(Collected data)

═══

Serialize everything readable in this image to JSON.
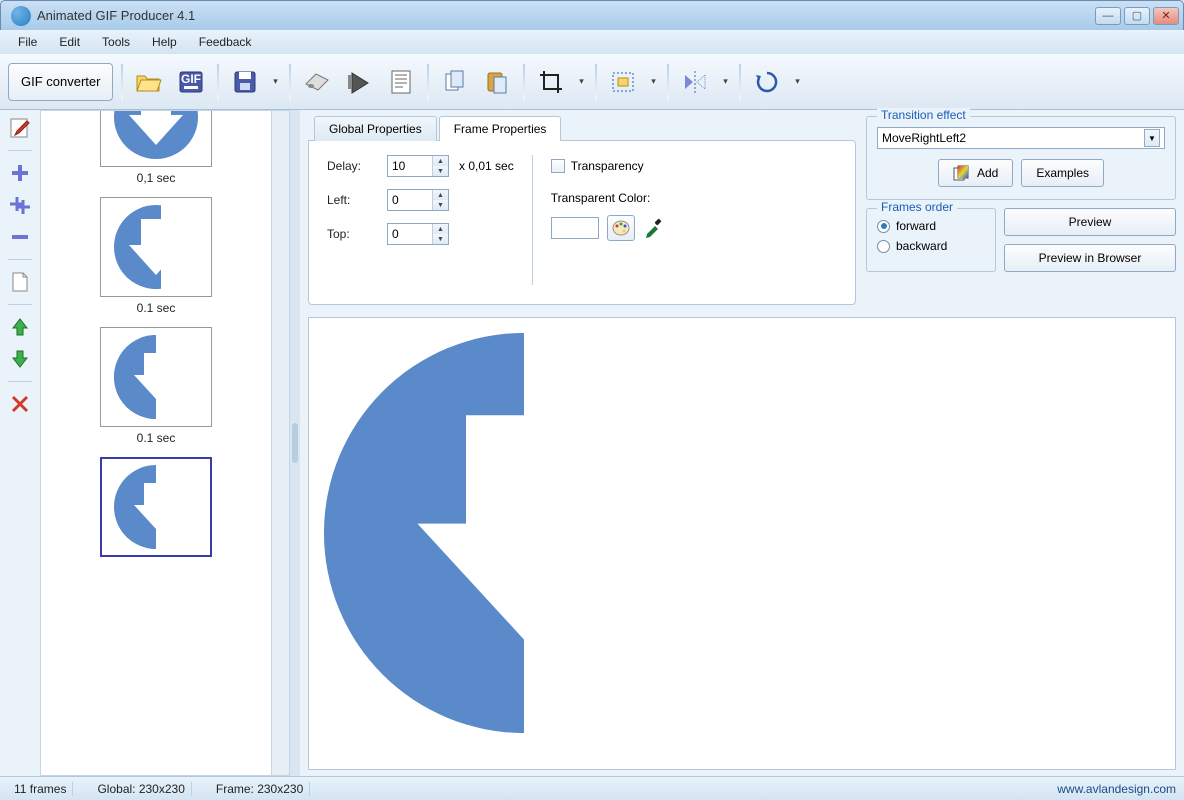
{
  "title": "Animated GIF Producer 4.1",
  "menu": {
    "file": "File",
    "edit": "Edit",
    "tools": "Tools",
    "help": "Help",
    "feedback": "Feedback"
  },
  "toolbar": {
    "gif_converter": "GIF converter"
  },
  "frames": [
    {
      "label": "0,1 sec"
    },
    {
      "label": "0.1 sec"
    },
    {
      "label": "0.1 sec"
    },
    {
      "label": ""
    }
  ],
  "tabs": {
    "global": "Global Properties",
    "frame": "Frame Properties",
    "active": "frame"
  },
  "frame_props": {
    "delay_label": "Delay:",
    "delay_value": "10",
    "delay_suffix": "x 0,01 sec",
    "left_label": "Left:",
    "left_value": "0",
    "top_label": "Top:",
    "top_value": "0",
    "transparency_label": "Transparency",
    "transparent_color_label": "Transparent Color:"
  },
  "transition": {
    "legend": "Transition effect",
    "value": "MoveRightLeft2",
    "add": "Add",
    "examples": "Examples"
  },
  "frames_order": {
    "legend": "Frames order",
    "forward": "forward",
    "backward": "backward",
    "selected": "forward"
  },
  "preview": {
    "preview": "Preview",
    "preview_browser": "Preview in Browser"
  },
  "status": {
    "frames": "11 frames",
    "global": "Global: 230x230",
    "frame": "Frame: 230x230",
    "url": "www.avlandesign.com"
  }
}
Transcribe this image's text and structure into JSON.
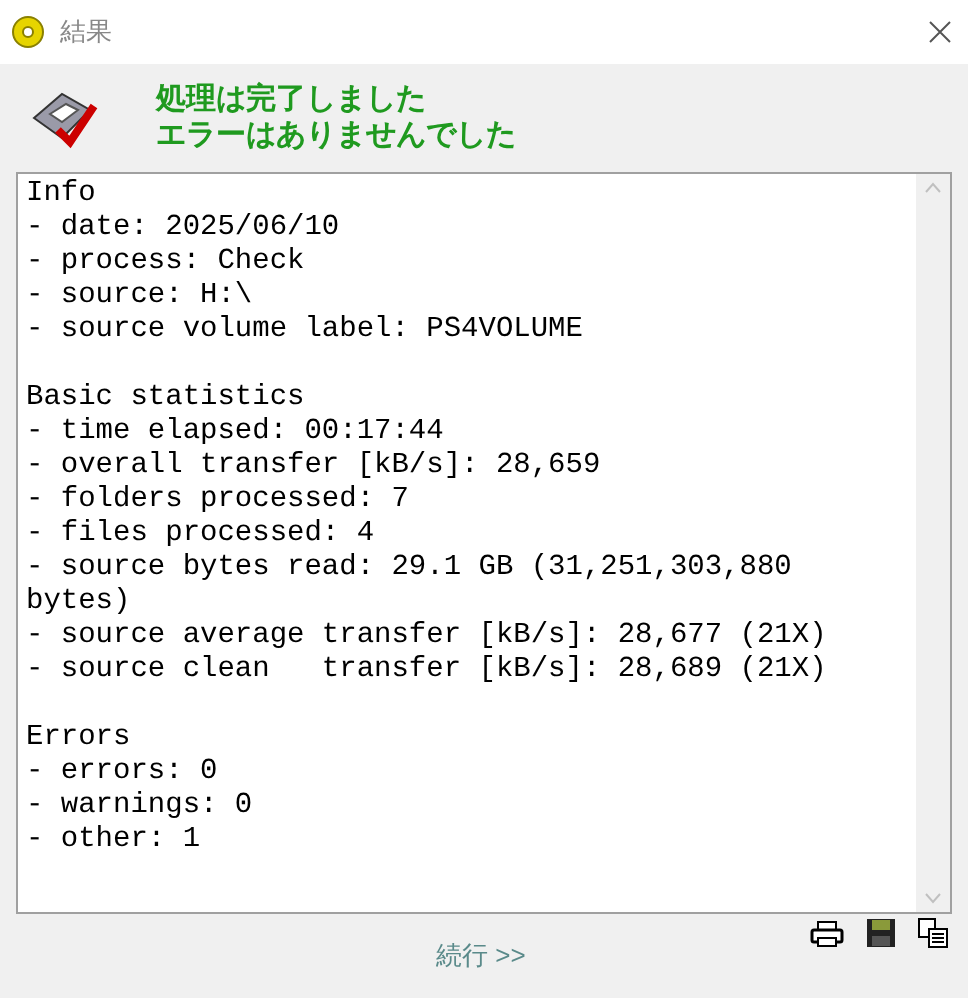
{
  "window": {
    "title": "結果"
  },
  "message": {
    "lines": [
      "処理は完了しました",
      "エラーはありませんでした"
    ]
  },
  "log": {
    "sections": [
      {
        "heading": "Info",
        "lines": [
          "- date: 2025/06/10",
          "- process: Check",
          "- source: H:\\",
          "- source volume label: PS4VOLUME"
        ]
      },
      {
        "heading": "Basic statistics",
        "lines": [
          "- time elapsed: 00:17:44",
          "- overall transfer [kB/s]: 28,659",
          "- folders processed: 7",
          "- files processed: 4",
          "- source bytes read: 29.1 GB (31,251,303,880 bytes)",
          "- source average transfer [kB/s]: 28,677 (21X)",
          "- source clean   transfer [kB/s]: 28,689 (21X)"
        ]
      },
      {
        "heading": "Errors",
        "lines": [
          "- errors: 0",
          "- warnings: 0",
          "- other: 1"
        ]
      }
    ]
  },
  "continue_link": "続行 >>"
}
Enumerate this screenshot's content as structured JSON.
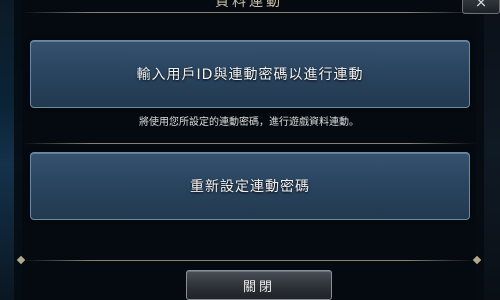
{
  "dialog": {
    "title": "資料連動",
    "close_icon": "×",
    "input_id_button_label": "輸入用戶ID與連動密碼以進行連動",
    "description": "將使用您所設定的連動密碼，進行遊戲資料連動。",
    "reset_password_button_label": "重新設定連動密碼",
    "close_button_label": "關閉"
  }
}
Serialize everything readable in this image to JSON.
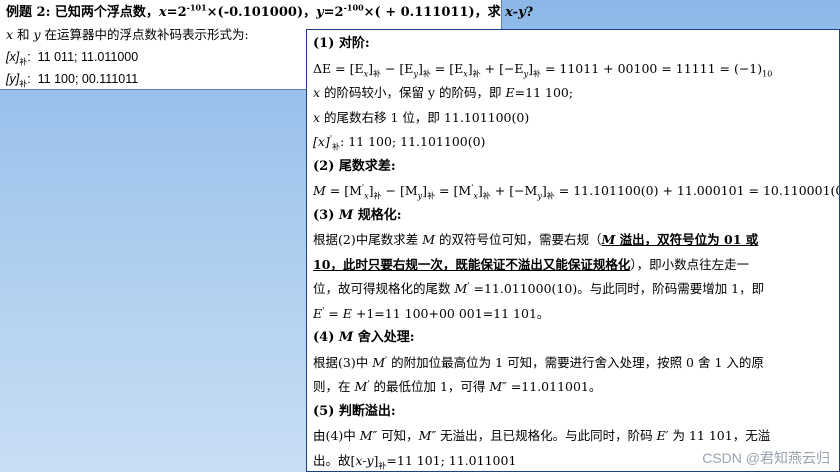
{
  "problem": {
    "title": "例题 2: 已知两个浮点数，x=2-101×(-0.101000)，y=2-100×( + 0.111011)，求 x-y?",
    "title_parts": {
      "prefix": "例题 2:  已知两个浮点数，",
      "x_var": "x",
      "x_eq": "=2",
      "x_exp": "-101",
      "x_mant": "×(-0.101000)，",
      "y_var": "y",
      "y_eq": "=2",
      "y_exp": "-100",
      "y_mant": "×( + 0.111011)，求 ",
      "ask": "x-y",
      "q": "?"
    },
    "desc_x": "x",
    "desc_and": " 和 ",
    "desc_y": "y",
    "desc_rest": " 在运算器中的浮点数补码表示形式为:",
    "x_code_label": "[x]",
    "x_code_sub": "补",
    "x_code_colon": ":",
    "x_code_value": "11 011; 11.011000",
    "y_code_label": "[y]",
    "y_code_sub": "补",
    "y_code_colon": ":",
    "y_code_value": "11 100; 00.111011"
  },
  "solution": {
    "s1_head": "(1)  对阶:",
    "s1_eq_a": "ΔE = [E",
    "s1_eq_b": "x",
    "s1_eq_c": "]",
    "s1_eq_d": "补",
    "s1_eq_e": " − [E",
    "s1_eq_f": "y",
    "s1_eq_g": "]",
    "s1_eq_h": "补",
    "s1_eq_i": " = [E",
    "s1_eq_j": "x",
    "s1_eq_k": "]",
    "s1_eq_l": "补",
    "s1_eq_m": " + [−E",
    "s1_eq_n": "y",
    "s1_eq_o": "]",
    "s1_eq_p": "补",
    "s1_eq_q": " = 11011 + 00100 = 11111 = (−1)",
    "s1_eq_r": "10",
    "s1_l2_x": "x",
    "s1_l2_text": " 的阶码较小，保留 y 的阶码，即 ",
    "s1_l2_E": "E",
    "s1_l2_val": "=11 100;",
    "s1_l3_x": "x",
    "s1_l3_text": " 的尾数右移 1 位，即 11.101100(0)",
    "s1_l4_label": "[x]",
    "s1_l4_sup": "'",
    "s1_l4_sub": "补",
    "s1_l4_val": ":  11 100; 11.101100(0)",
    "s2_head": "(2)  尾数求差:",
    "s2_eq_a": "M",
    "s2_eq_b": " = [M",
    "s2_eq_c": "'",
    "s2_eq_d": "x",
    "s2_eq_e": "]",
    "s2_eq_f": "补",
    "s2_eq_g": " − [M",
    "s2_eq_h": "y",
    "s2_eq_i": "]",
    "s2_eq_j": "补",
    "s2_eq_k": " = [M",
    "s2_eq_l": "'",
    "s2_eq_m": "x",
    "s2_eq_n": "]",
    "s2_eq_o": "补",
    "s2_eq_p": " + [−M",
    "s2_eq_q": "y",
    "s2_eq_r": "]",
    "s2_eq_s": "补",
    "s2_eq_t": " = 11.101100(0) + 11.000101 = 10.110001(0)",
    "s3_head_a": "(3) ",
    "s3_head_M": "M",
    "s3_head_b": " 规格化:",
    "s3_l1_a": "根据(2)中尾数求差 ",
    "s3_l1_M": "M",
    "s3_l1_b": " 的双符号位可知，需要右规（",
    "s3_l1_c_M": "M",
    "s3_l1_c": " 溢出，双符号位为 01 或",
    "s3_l2_a": "10，此时只要右规一次，既能保证不溢出又能保证规格化",
    "s3_l2_b": "），即小数点往左走一",
    "s3_l3_a": "位，故可得规格化的尾数 ",
    "s3_l3_M": "M",
    "s3_l3_sup": "'",
    "s3_l3_b": " =11.011000(10)。与此同时，阶码需要增加 1，即",
    "s3_l4_E": "E",
    "s3_l4_sup": "'",
    "s3_l4_b": " = ",
    "s3_l4_E2": "E",
    "s3_l4_c": " +1=11 100+00 001=11 101。",
    "s4_head_a": "(4) ",
    "s4_head_M": "M",
    "s4_head_b": " 舍入处理:",
    "s4_l1_a": "根据(3)中 ",
    "s4_l1_M": "M",
    "s4_l1_sup": "'",
    "s4_l1_b": " 的附加位最高位为 1 可知，需要进行舍入处理，按照 0 舍 1 入的原",
    "s4_l2_a": "则，在 ",
    "s4_l2_M": "M",
    "s4_l2_sup": "'",
    "s4_l2_b": " 的最低位加 1，可得 ",
    "s4_l2_M2": "M″",
    "s4_l2_c": " =11.011001。",
    "s5_head": "(5)  判断溢出:",
    "s5_l1_a": "由(4)中 ",
    "s5_l1_M": "M″",
    "s5_l1_b": " 可知，",
    "s5_l1_M2": "M″",
    "s5_l1_c": " 无溢出，且已规格化。与此同时，阶码 ",
    "s5_l1_E": "E′",
    "s5_l1_d": " 为 11 101，无溢",
    "s5_l2_a": "出。故[",
    "s5_l2_xy": "x-y",
    "s5_l2_b": "]",
    "s5_l2_sub": "补",
    "s5_l2_c": "=11 101; 11.011001"
  },
  "watermark": "CSDN @君知燕云归"
}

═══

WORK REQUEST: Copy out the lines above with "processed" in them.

SOLUTION TO THIS PROBLEM:
          "- folders processed: 7",
          "- files processed: 4",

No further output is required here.